A researcher at security software giant Symantec has discovered a new type of phishing attack that attempts to lure unsuspecting victims to give up financial information by using a survey.
A researcher at security software giant Symantec has discovered a new type of phishing attack that attempts to lure unsuspecting victims to give up financial information by using a survey sponsored by a fast food restaurant chain.
The e-mail encourages recipients to fill out a survey, which erroneously states a fast food restaurant sponsored, and make a quick $90.
After filling out the survey of eight simple questions and clicking on the "proceed" button, users are directed to enter their credit card information to receive $90. To process the request, the payment Web page asks for the payment card's security code, or CVV2, usually found on the back of most cards.
"This scam is different than normal phishing where phishers often impersonate banks and other financial institutions, claiming that the victim's account has been temporarily disabled, requiring some kind of action to restore it," writes Nick Johnston, a senior software engineer at Symantec Hosted Services. "The use of a well-known, unrelated, trusted third-party fast food restaurant brand as a vector for stealing confidential information is relatively new."
(With the mid-term elections upon us in the United States, remember phishers like to spoof campaign contribution Web pages too, see "The Potential Dangers of Online Contributions .")
The scam was directed at e-mail users in Australia and New Zealand, possibly because the cybercrooks are interested in credit card numbers from those countries, theorized Johnston.
Regardless, "this shows the global nature of the phishing problem," he writes.

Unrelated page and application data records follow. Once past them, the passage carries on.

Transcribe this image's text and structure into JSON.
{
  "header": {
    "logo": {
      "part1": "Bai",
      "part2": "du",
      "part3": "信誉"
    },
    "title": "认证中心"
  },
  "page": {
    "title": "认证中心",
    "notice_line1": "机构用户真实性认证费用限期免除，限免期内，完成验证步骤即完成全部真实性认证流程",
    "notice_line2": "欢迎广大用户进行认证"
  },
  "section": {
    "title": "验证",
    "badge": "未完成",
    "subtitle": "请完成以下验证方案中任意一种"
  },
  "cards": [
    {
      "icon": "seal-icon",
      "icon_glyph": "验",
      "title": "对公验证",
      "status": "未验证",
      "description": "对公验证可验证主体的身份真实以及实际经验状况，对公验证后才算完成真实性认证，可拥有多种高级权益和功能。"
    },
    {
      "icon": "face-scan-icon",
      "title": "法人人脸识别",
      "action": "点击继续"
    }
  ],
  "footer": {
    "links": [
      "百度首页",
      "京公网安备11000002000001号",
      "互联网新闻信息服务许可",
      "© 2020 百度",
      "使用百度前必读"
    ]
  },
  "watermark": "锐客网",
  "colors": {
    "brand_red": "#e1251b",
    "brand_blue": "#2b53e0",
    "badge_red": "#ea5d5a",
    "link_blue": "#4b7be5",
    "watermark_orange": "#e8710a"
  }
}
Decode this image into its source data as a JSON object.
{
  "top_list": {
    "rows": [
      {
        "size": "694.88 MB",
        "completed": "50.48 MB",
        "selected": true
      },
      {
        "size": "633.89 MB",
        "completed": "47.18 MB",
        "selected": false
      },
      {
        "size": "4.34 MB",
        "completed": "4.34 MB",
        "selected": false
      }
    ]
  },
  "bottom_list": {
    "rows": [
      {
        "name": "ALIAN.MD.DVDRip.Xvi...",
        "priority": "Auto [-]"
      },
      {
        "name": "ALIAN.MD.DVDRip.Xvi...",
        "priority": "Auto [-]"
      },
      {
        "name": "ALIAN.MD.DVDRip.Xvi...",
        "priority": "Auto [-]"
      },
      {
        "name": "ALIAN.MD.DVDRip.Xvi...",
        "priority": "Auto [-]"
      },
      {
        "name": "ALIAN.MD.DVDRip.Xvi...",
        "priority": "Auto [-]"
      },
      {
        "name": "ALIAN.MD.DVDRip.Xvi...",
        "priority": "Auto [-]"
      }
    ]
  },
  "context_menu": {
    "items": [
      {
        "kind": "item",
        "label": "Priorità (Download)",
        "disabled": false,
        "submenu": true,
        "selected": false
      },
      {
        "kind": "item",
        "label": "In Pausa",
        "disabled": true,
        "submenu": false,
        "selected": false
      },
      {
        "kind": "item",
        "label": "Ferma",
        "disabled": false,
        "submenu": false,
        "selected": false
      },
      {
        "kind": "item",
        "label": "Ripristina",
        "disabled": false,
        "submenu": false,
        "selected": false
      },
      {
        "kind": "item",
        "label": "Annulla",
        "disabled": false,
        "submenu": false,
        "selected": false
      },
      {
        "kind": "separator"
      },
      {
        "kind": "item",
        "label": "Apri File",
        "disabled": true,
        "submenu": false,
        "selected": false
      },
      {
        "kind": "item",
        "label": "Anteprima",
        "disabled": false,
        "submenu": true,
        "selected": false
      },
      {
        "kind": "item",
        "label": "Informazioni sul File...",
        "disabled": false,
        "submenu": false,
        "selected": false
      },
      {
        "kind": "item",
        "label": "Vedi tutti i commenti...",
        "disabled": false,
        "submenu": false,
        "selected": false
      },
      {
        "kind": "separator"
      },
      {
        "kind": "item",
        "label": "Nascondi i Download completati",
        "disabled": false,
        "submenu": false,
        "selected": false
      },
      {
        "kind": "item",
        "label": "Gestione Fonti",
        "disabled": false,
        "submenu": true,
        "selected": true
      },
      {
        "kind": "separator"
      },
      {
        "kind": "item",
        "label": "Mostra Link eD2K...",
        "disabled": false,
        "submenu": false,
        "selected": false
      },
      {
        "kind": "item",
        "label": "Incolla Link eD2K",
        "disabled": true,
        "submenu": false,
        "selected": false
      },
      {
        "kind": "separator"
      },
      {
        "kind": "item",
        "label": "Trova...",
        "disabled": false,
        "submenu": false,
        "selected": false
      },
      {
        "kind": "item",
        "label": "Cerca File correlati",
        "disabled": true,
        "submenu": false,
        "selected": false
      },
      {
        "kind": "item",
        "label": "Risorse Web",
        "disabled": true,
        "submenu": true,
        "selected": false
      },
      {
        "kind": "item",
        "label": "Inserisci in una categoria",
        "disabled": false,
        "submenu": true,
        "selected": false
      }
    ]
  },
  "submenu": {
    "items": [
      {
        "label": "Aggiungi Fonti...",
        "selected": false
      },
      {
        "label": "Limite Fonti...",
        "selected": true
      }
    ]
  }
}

The phishers were crafty enough to try and pass off the Web site as legitimate by altering the URL to make it look like it was coming from New Zealand—with the country code top-level domain as "a.nz" rather than the authentic ".nz". Aside from the altered URL, there were other key tip-offs that this e-mail was fishy. First, the logo of the fast food restaurant was blurry. Second, an error message appeared above each survey question.
Johnston notes that the phishing site was taken down shortly before MessageLabs Intelligence discovered it, noting that its effect could have been limited. Nevertheless, he writes, "the site was hosted on a compromised server, and it's quite likely that the gang had many more compromised servers ready."
As always, to avoid becoming a phishing victim, never click on links in e-mails from unusual senders and never give up personal information unless you travel to the Web site by typing out the URL yourself.
♦ Screenshots by Symantec/MessageLabs Intelligence